Dave Thomas took on a 1,234-mile challenge from Land's End to John o'Groats and raised more than £14,000 for Headway.

His four-year-old daughter Willow joined him for 500 miles of the trek, which was undertaken across two months.

University of East London student Dave discovered during the Covid lockdown that he had sustained debilitating neurological and psychological trauma during his career as a semi-professional rugby player.

He suffered depression during the pandemic, with his main symptom being disinhibition.

Dave explained: “Because of the injuries to my brain, I went from someone once praised for their rhetorical skills to someone struggling daily to process and monitor everything I say, simply to avoid accidentally oversharing or offending anyone."

He started walking daily with Willow and said this saved his life.

Newham Recorder: Dave and Willow at Land's End in CornwallDave and Willow at Land's End in Cornwall (Image: Dave Thomas)

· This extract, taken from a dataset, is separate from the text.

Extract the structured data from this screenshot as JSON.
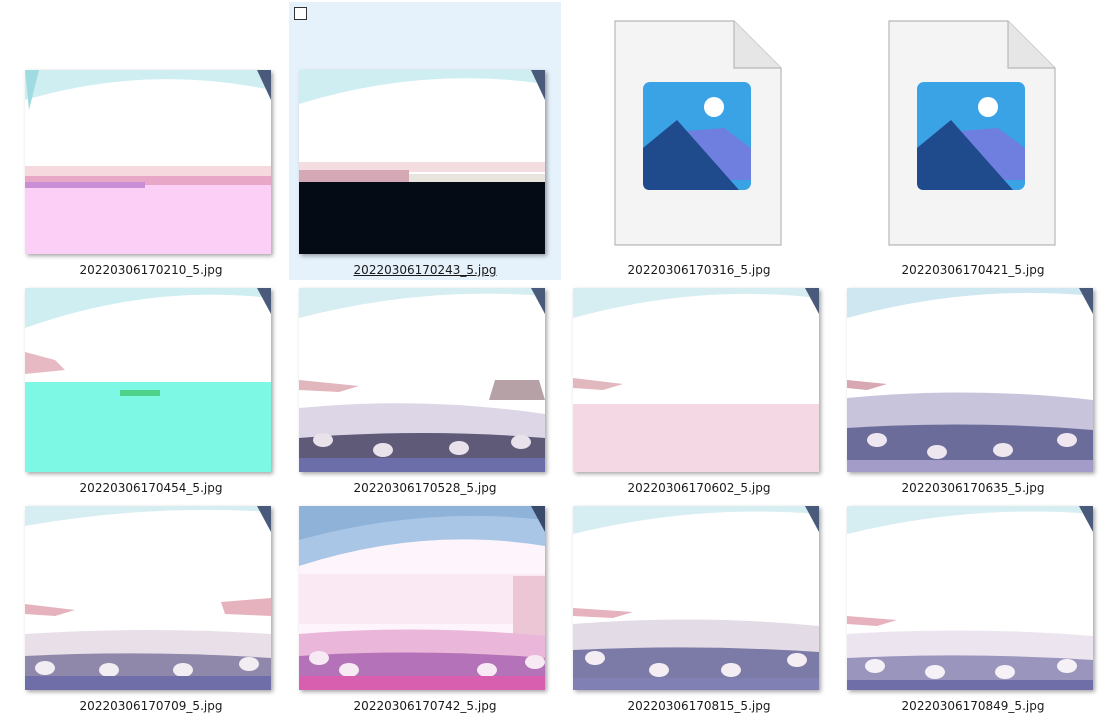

"I had a glimmer of hope. Those daily walks spent chatting, singing and sometimes just in comfortable silence were the life support I needed."

Dave is now studying a masters degree in psychology to understand more about brain injuries.

He said he wants to support people who have been through the trauma.

"Chances are, someone close to you will be affected at some point, yet until that happens you've probably heard very little of the impact they can have.

“I realised that if I was to truly help people holistically, I would need a better understanding of the psychology.

"I have learnt a significant amount about head injuries and about trauma. I think this has been my main learning; to understand the impact that physical trauma can have on mental distress.

“I'm halfway through my MSc and although my age is slightly up against it, I would love to go into clinical psychology."

For Dave, the most challenging part of his journey was learning to be alone.

“Very few people know what it's like to be completely alone walking for 10 hours a day with nothing, but your thoughts.

"I made a conscious effort not to listen to podcasts or music and therefore initially, I found this extremely uncomfortable.

"Over time, this has gone from uncomfortable to therapeutic as I've learnt so much about myself."

Anybody struggling with the issues raised in this article can contact the Samaritans by dialling 116 123 or emailing jo@samaritans.org.